This EQ is all about character. It emulatesthe inductor-based design of the original, including the quirky ability tocreate really unusual curves. Part of this isdue to the lowpass and high pass filters;there are buttons for three different cut off sper filter, but you can enable morethan one button at a time, which steepens the cutoff and changes the overallcharacter. Of the four main bands (highshelf, low shelf, and two bandpass),your choices are limited: four frequenciesper band, and a boost/cut slider(no Q)—but they can also interact ininteresting ways. The chosen Q is mild,so you can boost without the soundgetting “annoying;” the cut seems moredramatic than the boost.
I feel the A-Range EQ is at its bestwhen used subtly, as it can add characterwithout creating an obvious“EQed” sound. It’s not a replacementfor a “surgical” parametric EQ, butthere’s a reason why the Trident ARangeEQ is held in such high regardby mixdown engineers; in typical UAfashion, they’ve brought that analogquality to the digital word.
Fatso is one of those “magic wonderboxes” and again, UA has nailed whatthe original is all about—but also gonefurther, by including a “Fatso Sr.” versionwith additional controls for tweaking compression that aren’t inthe hardware version. Part satur at or and part compressor, Fatso can makedrums bigger, basses rounder, andvocals stronger
It’s important to compare thepeaks with bypassed and processedversions, as the effect can be subtlebut if the output control is up, you’llbe fooled into thinking it’s more exaggerated.Of course, you can makeFatso into a caricature of “fat” sounds,but to my ears it’s at its best whenused to add a few pounds rather thangoing the obesity route.
Fatso is quite complex, as there are multiple elements and they all interactto some degree—for example, theTranny (transformer) option adds anentirely different quality to whateverelse is dialed in. Fortunately, there’s asolid collection of presets that you canuse without even knowing how Fatsoworks “under the hood.”

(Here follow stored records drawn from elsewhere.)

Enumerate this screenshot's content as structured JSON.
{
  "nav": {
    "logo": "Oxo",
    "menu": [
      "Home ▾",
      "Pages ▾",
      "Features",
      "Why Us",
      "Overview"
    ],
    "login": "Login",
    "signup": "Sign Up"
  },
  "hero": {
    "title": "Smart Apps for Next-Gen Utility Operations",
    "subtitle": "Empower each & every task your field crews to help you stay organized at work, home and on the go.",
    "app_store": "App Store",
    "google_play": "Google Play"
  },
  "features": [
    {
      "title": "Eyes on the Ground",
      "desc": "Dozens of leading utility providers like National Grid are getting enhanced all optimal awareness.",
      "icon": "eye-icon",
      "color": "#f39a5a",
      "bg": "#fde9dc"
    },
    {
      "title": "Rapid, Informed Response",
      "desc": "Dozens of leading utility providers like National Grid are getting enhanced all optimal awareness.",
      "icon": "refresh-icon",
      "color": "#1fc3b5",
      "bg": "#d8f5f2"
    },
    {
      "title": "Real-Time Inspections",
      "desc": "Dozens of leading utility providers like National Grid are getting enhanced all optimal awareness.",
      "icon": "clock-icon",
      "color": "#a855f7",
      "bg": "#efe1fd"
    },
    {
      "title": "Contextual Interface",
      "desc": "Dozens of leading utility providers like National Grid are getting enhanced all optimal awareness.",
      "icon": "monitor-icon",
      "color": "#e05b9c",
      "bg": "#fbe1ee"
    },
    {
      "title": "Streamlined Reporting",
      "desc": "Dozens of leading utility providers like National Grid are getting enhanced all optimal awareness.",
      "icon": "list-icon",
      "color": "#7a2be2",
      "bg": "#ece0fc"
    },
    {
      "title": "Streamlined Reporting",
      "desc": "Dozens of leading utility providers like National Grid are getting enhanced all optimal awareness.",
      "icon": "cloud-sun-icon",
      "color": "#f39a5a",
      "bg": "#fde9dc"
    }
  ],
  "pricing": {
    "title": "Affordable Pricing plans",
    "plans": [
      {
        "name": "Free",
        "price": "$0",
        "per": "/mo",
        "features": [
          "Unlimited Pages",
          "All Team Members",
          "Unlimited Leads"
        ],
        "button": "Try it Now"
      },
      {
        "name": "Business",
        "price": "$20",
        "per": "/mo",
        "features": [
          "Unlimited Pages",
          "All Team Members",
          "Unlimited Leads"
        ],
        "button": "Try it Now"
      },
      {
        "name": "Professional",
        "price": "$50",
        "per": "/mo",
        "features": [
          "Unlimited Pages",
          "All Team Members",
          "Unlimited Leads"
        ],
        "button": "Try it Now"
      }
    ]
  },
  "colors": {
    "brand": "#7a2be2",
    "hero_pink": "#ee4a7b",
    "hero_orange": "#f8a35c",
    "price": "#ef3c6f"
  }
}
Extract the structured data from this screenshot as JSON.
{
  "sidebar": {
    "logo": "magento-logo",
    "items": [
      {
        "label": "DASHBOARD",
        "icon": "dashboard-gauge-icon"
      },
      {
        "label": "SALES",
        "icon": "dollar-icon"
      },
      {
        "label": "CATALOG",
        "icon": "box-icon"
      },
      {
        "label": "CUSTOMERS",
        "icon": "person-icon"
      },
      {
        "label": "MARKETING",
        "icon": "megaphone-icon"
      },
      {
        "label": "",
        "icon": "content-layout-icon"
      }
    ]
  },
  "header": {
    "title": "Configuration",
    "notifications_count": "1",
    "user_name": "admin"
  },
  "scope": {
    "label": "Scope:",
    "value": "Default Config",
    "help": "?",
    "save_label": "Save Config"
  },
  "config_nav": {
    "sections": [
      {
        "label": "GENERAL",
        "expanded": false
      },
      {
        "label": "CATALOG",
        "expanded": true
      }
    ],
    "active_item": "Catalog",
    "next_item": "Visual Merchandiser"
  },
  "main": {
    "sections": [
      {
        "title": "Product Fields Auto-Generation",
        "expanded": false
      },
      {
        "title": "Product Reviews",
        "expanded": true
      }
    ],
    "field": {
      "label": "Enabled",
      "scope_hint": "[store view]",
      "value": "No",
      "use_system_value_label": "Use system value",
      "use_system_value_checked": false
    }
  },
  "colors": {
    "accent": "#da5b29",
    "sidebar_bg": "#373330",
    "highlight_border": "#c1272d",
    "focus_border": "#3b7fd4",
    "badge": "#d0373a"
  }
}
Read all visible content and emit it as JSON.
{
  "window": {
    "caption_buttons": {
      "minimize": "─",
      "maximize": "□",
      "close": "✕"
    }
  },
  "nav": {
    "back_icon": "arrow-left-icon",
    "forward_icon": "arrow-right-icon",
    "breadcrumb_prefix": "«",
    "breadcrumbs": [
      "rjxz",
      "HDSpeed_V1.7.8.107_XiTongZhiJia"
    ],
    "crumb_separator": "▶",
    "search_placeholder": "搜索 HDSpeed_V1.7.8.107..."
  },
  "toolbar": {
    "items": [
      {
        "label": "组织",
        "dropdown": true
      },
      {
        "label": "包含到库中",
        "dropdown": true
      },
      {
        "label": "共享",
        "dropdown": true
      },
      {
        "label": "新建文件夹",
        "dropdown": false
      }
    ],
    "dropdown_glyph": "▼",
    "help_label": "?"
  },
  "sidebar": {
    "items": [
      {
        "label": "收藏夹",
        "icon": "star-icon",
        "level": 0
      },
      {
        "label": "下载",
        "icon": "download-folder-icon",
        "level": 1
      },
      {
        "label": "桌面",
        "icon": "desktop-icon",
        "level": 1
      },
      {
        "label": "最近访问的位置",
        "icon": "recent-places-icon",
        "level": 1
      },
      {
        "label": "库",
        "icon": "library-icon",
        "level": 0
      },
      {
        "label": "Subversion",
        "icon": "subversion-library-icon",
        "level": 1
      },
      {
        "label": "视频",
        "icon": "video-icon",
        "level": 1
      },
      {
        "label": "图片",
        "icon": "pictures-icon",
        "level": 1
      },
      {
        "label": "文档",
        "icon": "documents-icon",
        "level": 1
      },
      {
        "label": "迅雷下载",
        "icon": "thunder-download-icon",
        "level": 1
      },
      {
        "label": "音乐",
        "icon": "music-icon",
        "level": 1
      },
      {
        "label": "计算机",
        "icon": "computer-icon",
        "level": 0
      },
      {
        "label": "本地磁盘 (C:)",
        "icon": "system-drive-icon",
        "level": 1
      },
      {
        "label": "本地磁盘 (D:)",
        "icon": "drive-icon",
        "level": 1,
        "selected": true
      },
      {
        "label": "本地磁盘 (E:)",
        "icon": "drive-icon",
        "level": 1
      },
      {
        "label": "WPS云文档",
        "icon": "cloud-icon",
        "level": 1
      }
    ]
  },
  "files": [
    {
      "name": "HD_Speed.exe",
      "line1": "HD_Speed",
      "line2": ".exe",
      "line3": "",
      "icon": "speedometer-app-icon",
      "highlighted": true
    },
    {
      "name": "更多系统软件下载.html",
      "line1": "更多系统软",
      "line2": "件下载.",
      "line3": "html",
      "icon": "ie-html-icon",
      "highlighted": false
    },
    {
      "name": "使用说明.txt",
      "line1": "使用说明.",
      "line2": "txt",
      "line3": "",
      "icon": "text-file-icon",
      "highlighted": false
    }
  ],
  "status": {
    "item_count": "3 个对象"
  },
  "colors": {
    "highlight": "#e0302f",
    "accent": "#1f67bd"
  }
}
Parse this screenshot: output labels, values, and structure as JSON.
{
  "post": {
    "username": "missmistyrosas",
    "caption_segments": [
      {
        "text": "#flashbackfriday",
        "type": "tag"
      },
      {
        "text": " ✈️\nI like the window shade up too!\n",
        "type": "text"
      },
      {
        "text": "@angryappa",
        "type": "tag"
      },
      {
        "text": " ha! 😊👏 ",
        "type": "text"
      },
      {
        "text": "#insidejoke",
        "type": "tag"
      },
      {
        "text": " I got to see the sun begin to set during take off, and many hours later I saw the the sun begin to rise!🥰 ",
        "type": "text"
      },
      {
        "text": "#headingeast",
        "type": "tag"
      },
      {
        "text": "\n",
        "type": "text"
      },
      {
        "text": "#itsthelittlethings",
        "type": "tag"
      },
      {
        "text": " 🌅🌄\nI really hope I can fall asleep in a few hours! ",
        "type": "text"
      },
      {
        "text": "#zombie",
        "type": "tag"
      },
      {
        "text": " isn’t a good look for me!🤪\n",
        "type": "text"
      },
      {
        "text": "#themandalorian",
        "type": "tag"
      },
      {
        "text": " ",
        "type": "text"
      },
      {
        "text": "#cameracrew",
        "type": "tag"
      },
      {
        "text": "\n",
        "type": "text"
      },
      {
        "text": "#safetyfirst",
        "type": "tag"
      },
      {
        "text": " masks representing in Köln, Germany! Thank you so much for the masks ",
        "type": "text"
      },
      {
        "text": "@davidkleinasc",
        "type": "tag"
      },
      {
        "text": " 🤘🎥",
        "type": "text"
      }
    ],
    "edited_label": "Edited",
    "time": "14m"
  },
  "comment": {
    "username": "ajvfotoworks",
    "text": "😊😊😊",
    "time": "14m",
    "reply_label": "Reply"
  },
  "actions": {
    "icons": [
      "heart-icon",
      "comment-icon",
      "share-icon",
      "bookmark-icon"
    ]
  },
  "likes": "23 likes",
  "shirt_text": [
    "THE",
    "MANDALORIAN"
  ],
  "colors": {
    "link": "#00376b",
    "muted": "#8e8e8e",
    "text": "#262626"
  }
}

To get into all of Fatso’s detailswould take a couple pages, so here’sthe bottom line: Anyone who’s a fan of“the analog sound” but uses digital because of cost and conveniencewill welcome what Fatso brings totracks. The careful control of distortion,tape saturation emulation,“transformer sound,” and a very“analog-like” compressor can bed own right magical for smoothing out any of digital’s rough edges.Granted this is Universal Audio’sforte, but even so, this is a veryimpressive plug-in.
The EMT 250 is the antidote tocrummy-sounding digital reverbs.It really does have that “plate/analogquality,” even though the originalwasn’t a mechanical plate, butan early digital reverb. When I firstcalled this up, waves of nostalgiakicked in—few digital reverbs trulycapture the wa...